In recent days, Chinese authorities have shut down an area in the Fengtai district in the south of Beijing as clusters of infection in the city were traced back to a meat market in Xinfadi. It was here where traces of coronaviruses were found on a chopping board for imported salmon.

Cui He, president of the China Aquatic Products Processing and Marketing Alliance (CAPPMA), has stated that the salmon industry will be affected by the outbreak, as authorities work out where the virus came from.

In a customer note on Monday, Carnegie analyst Lars Konrad Johnsen wrote that the situation “can be very challenging for the aquaculture industry. Grieg Seafood is one of the salmon farmers who expects some consequences from the new outbreak.

“China is currently not a big market for us with about 2.6 per cent of sales so far this year. We also don’t sell much to China right now, and have moved the shipments,” communications director Kristina Furnes told TDN Direkt.

In a press release, Minister of Fisheries and Seafood Odd Emil Ingebrigtsen of the Ministry of Industry and Fisheries says they have been contacted by Chinese authorities.

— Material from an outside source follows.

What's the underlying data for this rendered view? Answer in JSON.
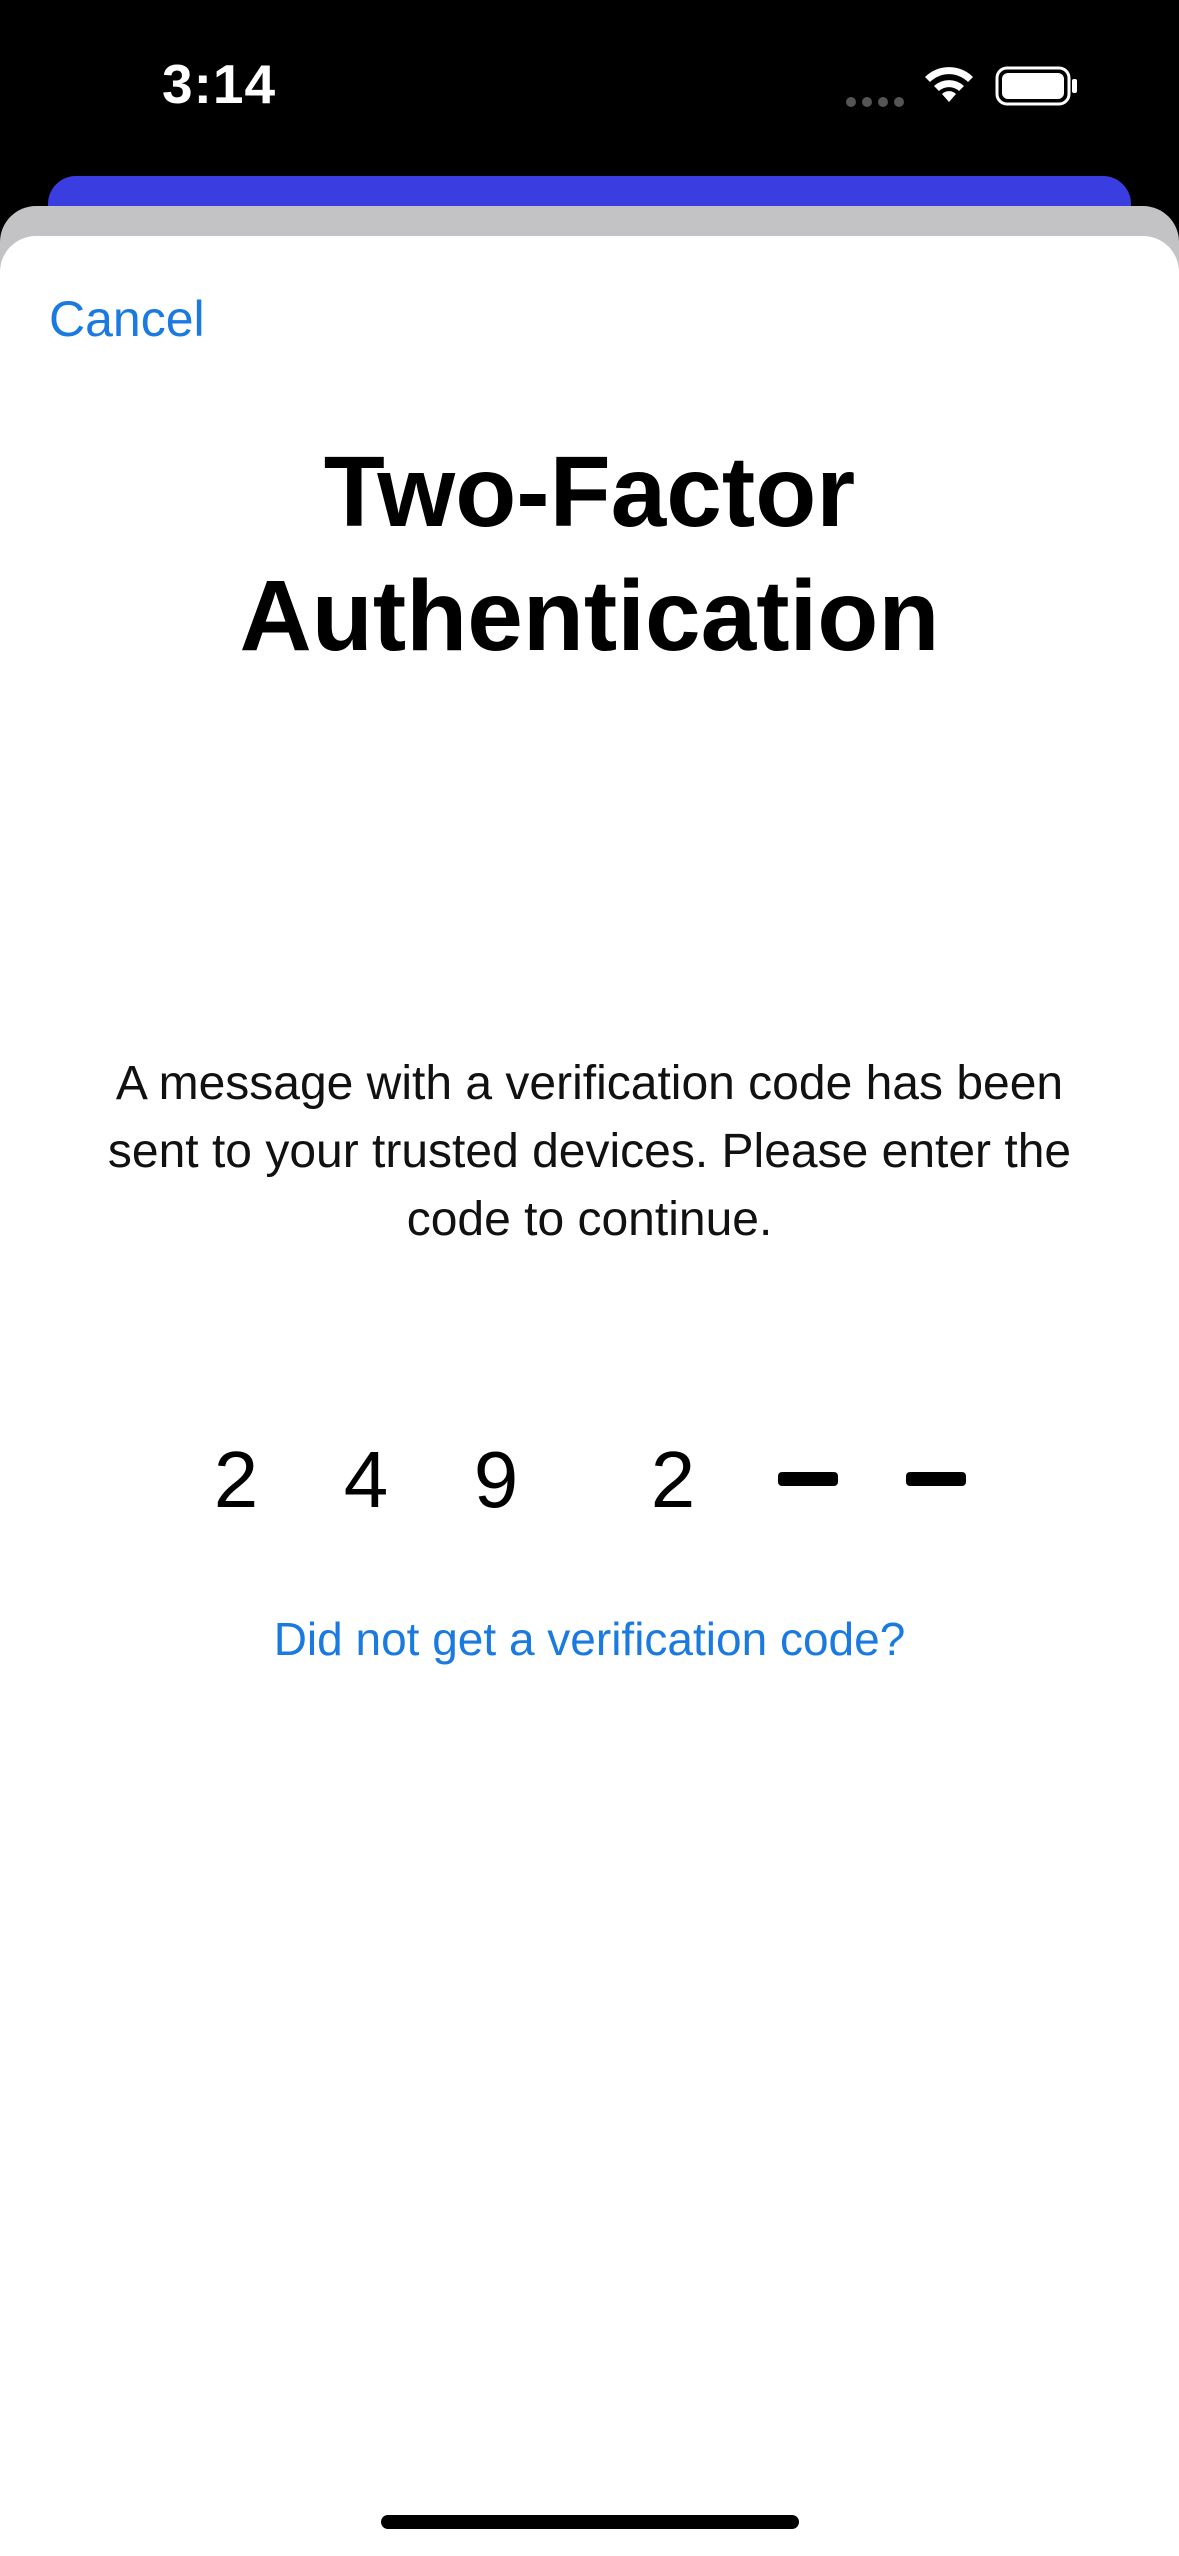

“Among other things, they have asked for information from the industry on the risk of infection associated with the production of fresh salmon. We want to respond as quickly and thoroughly as possible to minimise the detrimental effects on exports,” he said.

The ministry met on Monday with the Food Safety Authority and the industry, and asked for input into material that is being worked out and which will be shared with Chinese authorities on Tuesday.

The Norwegian Food Safety Authority has even posted a message on its website that there are no known cases of coronavirus infection via contaminated food, imported food or water.

“That’s why fish and seafood products from Norway are safe to eat,” the Norwegian Food Safety Authority writes.

“It creates some uncertainty in the coronavirus situation and there is a lot of uncertainty in the first place, but Norwegian exporters are used to it changing rapidly,”  CEO Botholf Stolt-Nielsen of the export company Ocean Supreme told NRK.